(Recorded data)
····················

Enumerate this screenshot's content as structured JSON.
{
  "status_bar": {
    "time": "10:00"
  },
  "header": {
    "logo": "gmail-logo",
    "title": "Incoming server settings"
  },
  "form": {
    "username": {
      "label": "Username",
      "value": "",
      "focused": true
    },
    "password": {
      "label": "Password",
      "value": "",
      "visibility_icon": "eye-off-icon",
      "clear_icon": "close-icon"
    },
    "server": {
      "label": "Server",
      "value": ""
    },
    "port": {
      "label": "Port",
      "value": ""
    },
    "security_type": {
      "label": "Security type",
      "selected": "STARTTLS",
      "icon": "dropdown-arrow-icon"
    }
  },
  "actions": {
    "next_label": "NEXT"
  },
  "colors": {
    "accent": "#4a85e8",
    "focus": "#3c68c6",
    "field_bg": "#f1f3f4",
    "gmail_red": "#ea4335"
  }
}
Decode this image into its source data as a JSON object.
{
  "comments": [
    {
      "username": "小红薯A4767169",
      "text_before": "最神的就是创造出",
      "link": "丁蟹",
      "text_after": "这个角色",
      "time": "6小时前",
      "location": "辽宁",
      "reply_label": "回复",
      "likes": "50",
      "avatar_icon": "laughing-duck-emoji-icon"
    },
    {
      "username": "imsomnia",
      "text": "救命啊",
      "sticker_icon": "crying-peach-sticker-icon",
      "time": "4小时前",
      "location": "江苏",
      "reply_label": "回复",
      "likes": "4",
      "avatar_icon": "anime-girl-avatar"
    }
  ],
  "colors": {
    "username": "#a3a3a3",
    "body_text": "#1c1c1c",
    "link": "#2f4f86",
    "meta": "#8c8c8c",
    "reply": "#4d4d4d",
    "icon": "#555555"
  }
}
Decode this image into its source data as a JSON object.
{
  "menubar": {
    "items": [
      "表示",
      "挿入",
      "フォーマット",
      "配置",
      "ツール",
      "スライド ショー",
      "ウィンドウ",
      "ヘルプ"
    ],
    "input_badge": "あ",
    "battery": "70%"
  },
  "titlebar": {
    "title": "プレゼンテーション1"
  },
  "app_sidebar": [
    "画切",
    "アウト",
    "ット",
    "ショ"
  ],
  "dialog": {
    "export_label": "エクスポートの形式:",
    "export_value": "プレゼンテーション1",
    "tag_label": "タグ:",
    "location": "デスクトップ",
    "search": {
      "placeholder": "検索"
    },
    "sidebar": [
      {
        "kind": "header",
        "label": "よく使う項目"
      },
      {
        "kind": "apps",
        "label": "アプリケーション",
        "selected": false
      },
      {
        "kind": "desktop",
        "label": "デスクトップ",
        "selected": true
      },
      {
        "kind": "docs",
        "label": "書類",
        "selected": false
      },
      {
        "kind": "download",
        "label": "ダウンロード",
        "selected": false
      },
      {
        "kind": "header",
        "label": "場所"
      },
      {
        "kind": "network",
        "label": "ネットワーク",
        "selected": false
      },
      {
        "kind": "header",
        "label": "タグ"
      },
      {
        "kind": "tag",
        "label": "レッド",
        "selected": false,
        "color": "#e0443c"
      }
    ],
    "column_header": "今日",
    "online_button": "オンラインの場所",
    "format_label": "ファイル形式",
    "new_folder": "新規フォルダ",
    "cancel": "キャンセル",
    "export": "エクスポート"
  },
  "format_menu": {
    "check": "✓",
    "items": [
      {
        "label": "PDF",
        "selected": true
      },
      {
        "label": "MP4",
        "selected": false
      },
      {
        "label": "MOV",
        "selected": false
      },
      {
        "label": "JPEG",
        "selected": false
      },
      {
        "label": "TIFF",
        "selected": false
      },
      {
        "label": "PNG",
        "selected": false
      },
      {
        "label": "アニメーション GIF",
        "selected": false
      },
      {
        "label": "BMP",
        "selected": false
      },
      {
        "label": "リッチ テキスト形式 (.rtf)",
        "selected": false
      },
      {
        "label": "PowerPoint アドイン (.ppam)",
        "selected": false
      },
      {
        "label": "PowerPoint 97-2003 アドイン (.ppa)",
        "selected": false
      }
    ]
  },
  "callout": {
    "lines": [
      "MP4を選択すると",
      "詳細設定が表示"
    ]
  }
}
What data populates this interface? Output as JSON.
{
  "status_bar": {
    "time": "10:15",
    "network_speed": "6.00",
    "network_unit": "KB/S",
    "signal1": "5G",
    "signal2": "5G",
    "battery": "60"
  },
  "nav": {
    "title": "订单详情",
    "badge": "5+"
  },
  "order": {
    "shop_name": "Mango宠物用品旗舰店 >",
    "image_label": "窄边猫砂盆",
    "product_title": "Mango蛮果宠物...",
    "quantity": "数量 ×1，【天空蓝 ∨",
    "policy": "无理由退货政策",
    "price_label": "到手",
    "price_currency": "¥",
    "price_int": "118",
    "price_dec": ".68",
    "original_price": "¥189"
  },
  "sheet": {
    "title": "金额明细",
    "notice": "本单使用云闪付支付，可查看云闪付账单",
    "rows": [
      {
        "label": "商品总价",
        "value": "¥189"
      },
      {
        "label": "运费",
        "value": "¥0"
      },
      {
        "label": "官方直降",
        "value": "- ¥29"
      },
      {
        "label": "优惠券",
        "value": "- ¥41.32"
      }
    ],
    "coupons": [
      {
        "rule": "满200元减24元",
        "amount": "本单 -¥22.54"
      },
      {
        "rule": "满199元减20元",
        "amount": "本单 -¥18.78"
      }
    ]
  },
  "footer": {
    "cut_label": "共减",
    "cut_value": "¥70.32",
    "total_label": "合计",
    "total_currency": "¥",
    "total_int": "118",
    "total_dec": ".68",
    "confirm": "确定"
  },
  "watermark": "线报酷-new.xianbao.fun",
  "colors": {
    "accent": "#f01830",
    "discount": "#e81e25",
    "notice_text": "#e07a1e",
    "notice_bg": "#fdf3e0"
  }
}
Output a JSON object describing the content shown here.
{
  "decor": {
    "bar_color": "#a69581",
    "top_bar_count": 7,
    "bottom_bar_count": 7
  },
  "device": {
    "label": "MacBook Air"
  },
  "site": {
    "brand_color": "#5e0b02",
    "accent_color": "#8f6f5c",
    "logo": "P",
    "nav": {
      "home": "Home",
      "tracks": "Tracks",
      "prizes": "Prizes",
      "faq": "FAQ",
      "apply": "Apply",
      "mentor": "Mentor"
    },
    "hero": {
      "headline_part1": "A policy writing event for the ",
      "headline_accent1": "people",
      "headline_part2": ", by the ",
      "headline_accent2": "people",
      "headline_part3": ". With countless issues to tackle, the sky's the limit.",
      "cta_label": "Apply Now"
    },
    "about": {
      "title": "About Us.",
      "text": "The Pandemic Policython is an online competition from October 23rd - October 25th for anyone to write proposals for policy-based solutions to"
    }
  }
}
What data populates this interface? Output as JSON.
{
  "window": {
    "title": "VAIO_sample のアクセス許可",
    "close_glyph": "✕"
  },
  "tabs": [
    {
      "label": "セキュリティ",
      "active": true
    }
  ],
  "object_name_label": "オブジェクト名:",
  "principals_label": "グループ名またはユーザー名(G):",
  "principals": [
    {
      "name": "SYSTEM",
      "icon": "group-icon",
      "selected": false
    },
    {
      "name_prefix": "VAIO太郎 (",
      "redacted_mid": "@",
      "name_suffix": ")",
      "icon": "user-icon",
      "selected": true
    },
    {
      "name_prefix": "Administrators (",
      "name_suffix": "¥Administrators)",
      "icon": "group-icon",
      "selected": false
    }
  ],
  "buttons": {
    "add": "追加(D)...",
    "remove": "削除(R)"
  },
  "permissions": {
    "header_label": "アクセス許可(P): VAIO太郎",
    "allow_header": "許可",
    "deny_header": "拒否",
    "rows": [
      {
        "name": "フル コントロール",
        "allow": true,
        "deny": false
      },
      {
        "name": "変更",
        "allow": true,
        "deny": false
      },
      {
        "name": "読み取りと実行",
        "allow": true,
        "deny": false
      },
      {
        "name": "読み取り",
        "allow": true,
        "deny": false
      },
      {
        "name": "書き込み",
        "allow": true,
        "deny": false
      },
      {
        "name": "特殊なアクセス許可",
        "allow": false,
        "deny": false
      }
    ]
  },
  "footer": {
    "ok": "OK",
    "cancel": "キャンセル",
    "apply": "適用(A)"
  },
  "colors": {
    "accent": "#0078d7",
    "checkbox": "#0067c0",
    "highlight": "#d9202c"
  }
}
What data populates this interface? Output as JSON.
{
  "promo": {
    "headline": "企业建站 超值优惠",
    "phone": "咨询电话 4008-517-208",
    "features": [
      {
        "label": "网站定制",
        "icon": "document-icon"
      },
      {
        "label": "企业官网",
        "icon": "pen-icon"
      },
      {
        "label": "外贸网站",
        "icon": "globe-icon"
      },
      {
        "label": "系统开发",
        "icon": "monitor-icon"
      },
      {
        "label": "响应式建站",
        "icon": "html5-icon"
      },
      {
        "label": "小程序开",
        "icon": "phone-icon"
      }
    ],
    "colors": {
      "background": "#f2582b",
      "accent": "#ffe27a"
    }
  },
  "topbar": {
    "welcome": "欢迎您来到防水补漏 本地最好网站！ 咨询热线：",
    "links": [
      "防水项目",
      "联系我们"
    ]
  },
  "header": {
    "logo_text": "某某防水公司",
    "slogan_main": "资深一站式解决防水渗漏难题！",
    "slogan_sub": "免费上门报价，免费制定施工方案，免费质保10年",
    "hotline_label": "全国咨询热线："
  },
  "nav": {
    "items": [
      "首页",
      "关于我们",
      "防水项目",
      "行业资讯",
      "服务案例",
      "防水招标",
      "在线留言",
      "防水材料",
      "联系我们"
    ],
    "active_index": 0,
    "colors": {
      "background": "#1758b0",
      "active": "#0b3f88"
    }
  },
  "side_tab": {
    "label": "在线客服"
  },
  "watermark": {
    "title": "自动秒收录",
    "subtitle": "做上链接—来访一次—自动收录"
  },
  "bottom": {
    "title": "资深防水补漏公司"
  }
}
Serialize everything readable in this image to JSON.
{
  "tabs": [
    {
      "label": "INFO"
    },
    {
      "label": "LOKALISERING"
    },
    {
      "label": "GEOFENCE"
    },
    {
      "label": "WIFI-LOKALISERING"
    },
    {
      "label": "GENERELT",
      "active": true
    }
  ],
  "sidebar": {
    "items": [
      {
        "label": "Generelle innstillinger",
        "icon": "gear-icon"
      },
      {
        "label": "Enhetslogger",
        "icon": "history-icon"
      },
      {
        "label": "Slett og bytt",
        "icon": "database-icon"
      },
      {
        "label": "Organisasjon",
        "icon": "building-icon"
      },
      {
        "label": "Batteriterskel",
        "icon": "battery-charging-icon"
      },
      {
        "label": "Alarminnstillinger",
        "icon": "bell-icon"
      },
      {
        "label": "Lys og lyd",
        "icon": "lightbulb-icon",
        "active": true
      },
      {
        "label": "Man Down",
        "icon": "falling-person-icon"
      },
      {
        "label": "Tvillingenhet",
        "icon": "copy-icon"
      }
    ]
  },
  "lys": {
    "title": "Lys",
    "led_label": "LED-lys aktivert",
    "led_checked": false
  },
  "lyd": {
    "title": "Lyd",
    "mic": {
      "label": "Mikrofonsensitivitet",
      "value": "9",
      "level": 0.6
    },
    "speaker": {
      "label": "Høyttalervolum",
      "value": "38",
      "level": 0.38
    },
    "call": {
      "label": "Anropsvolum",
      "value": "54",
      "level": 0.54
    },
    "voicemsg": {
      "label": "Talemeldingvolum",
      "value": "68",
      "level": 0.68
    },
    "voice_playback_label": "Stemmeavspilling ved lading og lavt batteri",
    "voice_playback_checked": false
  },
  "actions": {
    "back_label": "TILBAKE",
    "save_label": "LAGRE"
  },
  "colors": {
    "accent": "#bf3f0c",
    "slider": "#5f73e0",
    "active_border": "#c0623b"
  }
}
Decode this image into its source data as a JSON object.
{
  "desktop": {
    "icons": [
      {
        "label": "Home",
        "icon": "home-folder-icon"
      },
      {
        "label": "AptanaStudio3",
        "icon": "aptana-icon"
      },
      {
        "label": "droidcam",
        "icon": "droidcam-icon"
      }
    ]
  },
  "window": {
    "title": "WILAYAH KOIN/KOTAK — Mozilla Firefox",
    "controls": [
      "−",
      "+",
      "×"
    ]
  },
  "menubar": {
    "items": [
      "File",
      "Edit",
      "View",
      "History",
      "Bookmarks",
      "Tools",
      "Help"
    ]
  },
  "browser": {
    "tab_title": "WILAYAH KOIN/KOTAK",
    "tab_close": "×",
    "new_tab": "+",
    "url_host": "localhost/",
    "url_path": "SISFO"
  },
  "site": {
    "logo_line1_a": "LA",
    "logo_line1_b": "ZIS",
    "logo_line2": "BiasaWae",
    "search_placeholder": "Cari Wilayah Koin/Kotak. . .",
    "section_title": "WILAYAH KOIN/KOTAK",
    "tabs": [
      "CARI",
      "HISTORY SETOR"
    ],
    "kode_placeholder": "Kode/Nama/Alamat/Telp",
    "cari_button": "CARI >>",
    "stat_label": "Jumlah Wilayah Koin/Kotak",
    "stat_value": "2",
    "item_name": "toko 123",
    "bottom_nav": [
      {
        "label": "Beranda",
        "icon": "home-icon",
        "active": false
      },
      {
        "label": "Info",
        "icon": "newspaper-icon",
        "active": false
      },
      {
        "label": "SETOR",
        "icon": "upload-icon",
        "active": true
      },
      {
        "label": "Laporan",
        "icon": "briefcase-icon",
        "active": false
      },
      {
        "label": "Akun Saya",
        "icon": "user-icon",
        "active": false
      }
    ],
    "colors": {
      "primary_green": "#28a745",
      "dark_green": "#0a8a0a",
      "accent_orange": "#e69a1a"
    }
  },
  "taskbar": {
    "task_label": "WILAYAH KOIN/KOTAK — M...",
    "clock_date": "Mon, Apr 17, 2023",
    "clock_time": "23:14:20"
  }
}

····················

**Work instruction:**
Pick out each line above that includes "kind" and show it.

**Result of this exercise:**
        "kind": "header",
        "kind": "apps",
        "kind": "desktop",
        "kind": "docs",
        "kind": "download",
        "kind": "header",
        "kind": "network",
        "kind": "header",
        "kind": "tag",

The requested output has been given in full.